You don't have to limit yourself to oats, either. I messed around with this a lot when my son was in the mushy-food stage, and tried out various grains and combinations. I came up with what I like to call the Rule of Threes, to make it easy to remember the recipe: (1) use three cups of water for every cup of oats, (2) up to 1/3 of the oats can be substituted with another type of grain, and (3) don't use more than 3 kinds of grain.

The last two rules came into being because I was trying to come up with a multigrain-type of porridge. Through trial and error I found that adding too many different types of grains muddled the flavors, and too much volume of different grains affected the consistency of the porridge. My favorite combinations are 2/3 cup oats with 1/3 cup (total) of millet and cracked wheat, millet and barley, or cracked wheat and quinoa. If you can find it, get "hulled" barley instead of "pearled" barley; the germ has not been removed from hulled barley. This gives an extra "snap" to the cooked barley that goes really well with the oats.

So give it a try, and let me know what combinations you like...or at least what you like to eat for breakfast :-)

2 comments:

Something About Mary said...

Marion Cunningham? Are you serious? Wasn't that the mom on Happy Days? Everybody loves Mrs. Cunningham. She's the epitome of endearing domestic diva.

Karen said...

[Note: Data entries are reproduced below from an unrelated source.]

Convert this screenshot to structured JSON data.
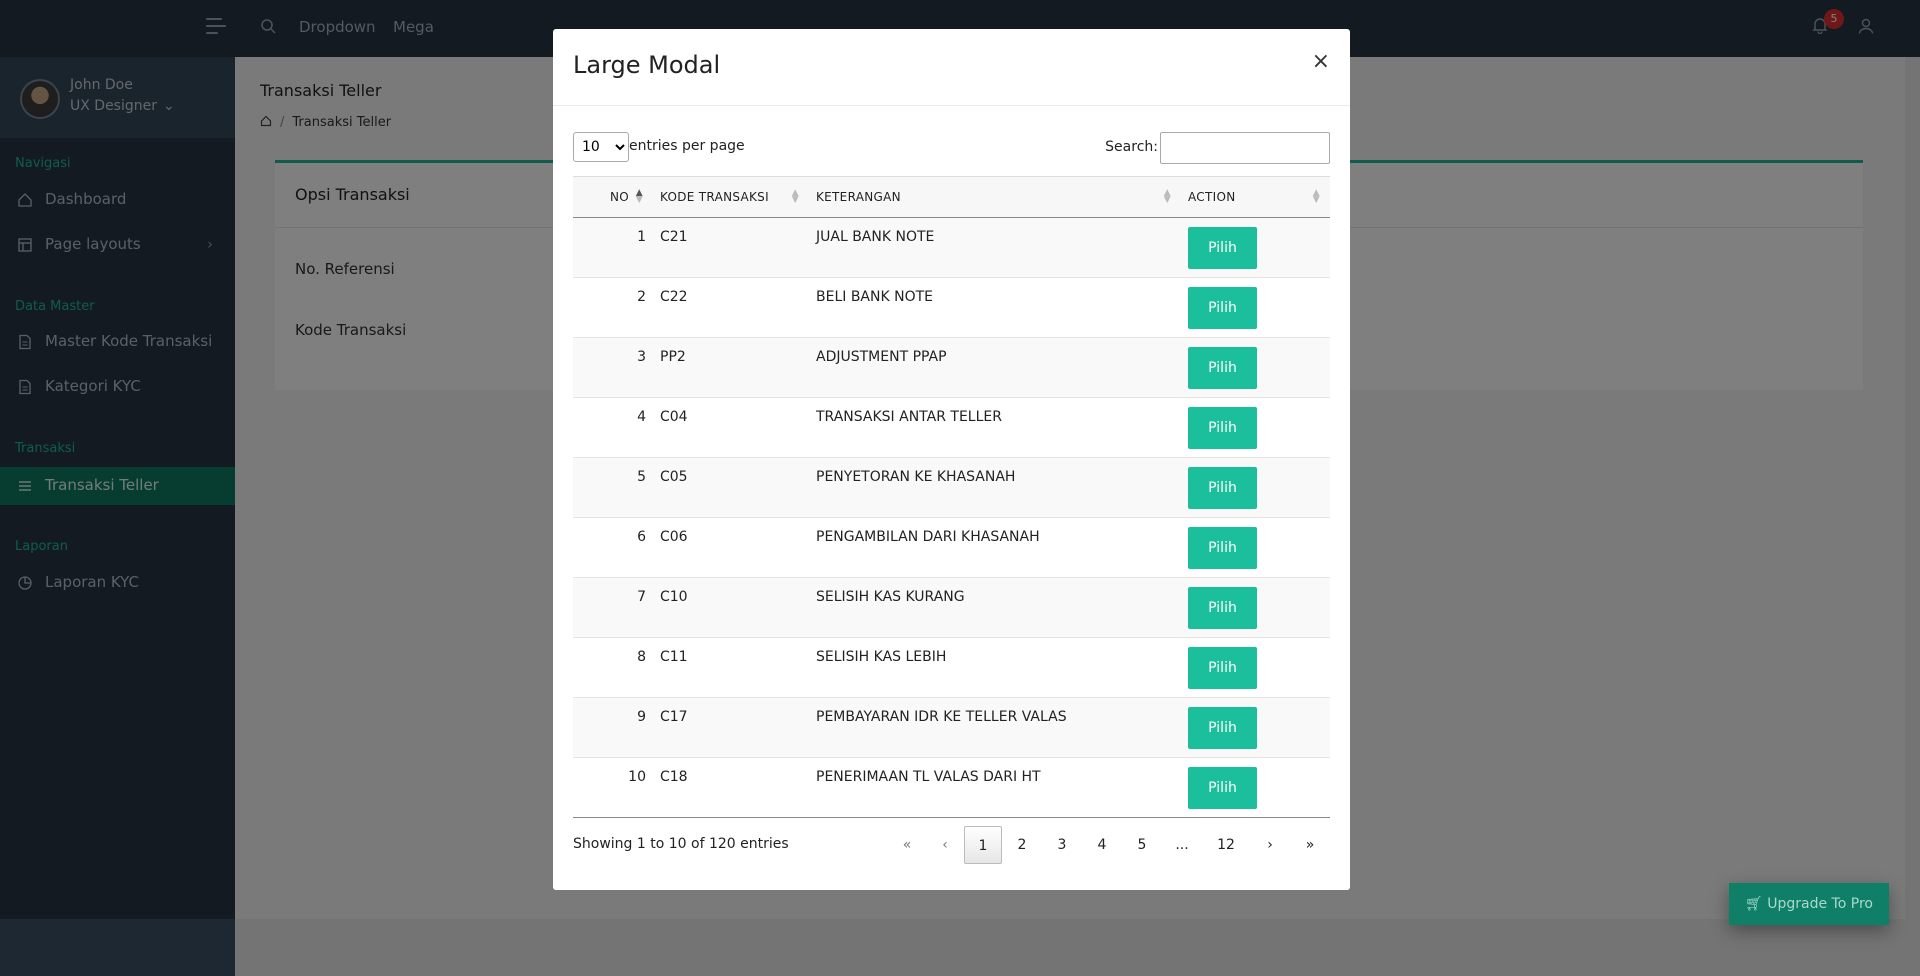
{
  "topbar": {
    "nav": [
      "Dropdown",
      "Mega"
    ],
    "notification_count": "5"
  },
  "sidebar": {
    "user_name": "John Doe",
    "user_role": "UX Designer",
    "sections": {
      "navigasi": "Navigasi",
      "data_master": "Data Master",
      "transaksi": "Transaksi",
      "laporan": "Laporan"
    },
    "items": {
      "dashboard": "Dashboard",
      "page_layouts": "Page layouts",
      "master_kode": "Master Kode Transaksi",
      "kategori_kyc": "Kategori KYC",
      "transaksi_teller": "Transaksi Teller",
      "laporan_kyc": "Laporan KYC"
    }
  },
  "main": {
    "title": "Transaksi Teller",
    "breadcrumb": "Transaksi Teller",
    "card_title": "Opsi Transaksi",
    "field_ref": "No. Referensi",
    "field_kode": "Kode Transaksi"
  },
  "upgrade_label": "Upgrade To Pro",
  "modal": {
    "title": "Large Modal",
    "close": "×",
    "length_value": "10",
    "length_label": "entries per page",
    "search_label": "Search:",
    "columns": [
      "NO",
      "KODE TRANSAKSI",
      "KETERANGAN",
      "ACTION"
    ],
    "rows": [
      {
        "no": "1",
        "kode": "C21",
        "ket": "JUAL BANK NOTE",
        "action": "Pilih"
      },
      {
        "no": "2",
        "kode": "C22",
        "ket": "BELI BANK NOTE",
        "action": "Pilih"
      },
      {
        "no": "3",
        "kode": "PP2",
        "ket": "ADJUSTMENT PPAP",
        "action": "Pilih"
      },
      {
        "no": "4",
        "kode": "C04",
        "ket": "TRANSAKSI ANTAR TELLER",
        "action": "Pilih"
      },
      {
        "no": "5",
        "kode": "C05",
        "ket": "PENYETORAN KE KHASANAH",
        "action": "Pilih"
      },
      {
        "no": "6",
        "kode": "C06",
        "ket": "PENGAMBILAN DARI KHASANAH",
        "action": "Pilih"
      },
      {
        "no": "7",
        "kode": "C10",
        "ket": "SELISIH KAS KURANG",
        "action": "Pilih"
      },
      {
        "no": "8",
        "kode": "C11",
        "ket": "SELISIH KAS LEBIH",
        "action": "Pilih"
      },
      {
        "no": "9",
        "kode": "C17",
        "ket": "PEMBAYARAN IDR KE TELLER VALAS",
        "action": "Pilih"
      },
      {
        "no": "10",
        "kode": "C18",
        "ket": "PENERIMAAN TL VALAS DARI HT",
        "action": "Pilih"
      }
    ],
    "info": "Showing 1 to 10 of 120 entries",
    "pagination": [
      "«",
      "‹",
      "1",
      "2",
      "3",
      "4",
      "5",
      "...",
      "12",
      "›",
      "»"
    ],
    "current_page": "1"
  },
  "colors": {
    "accent": "#1cbf9b",
    "sidebar_bg": "#263544",
    "active_item": "#0e7a62"
  }
}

Hee, hee...yes that was the mom on Happy Days! But I'm talking about a different Marion Cunningham: the cookbook author. She did the big revision of the Fannie Farmer cookbook, among others. Too much of a coincindence, I know!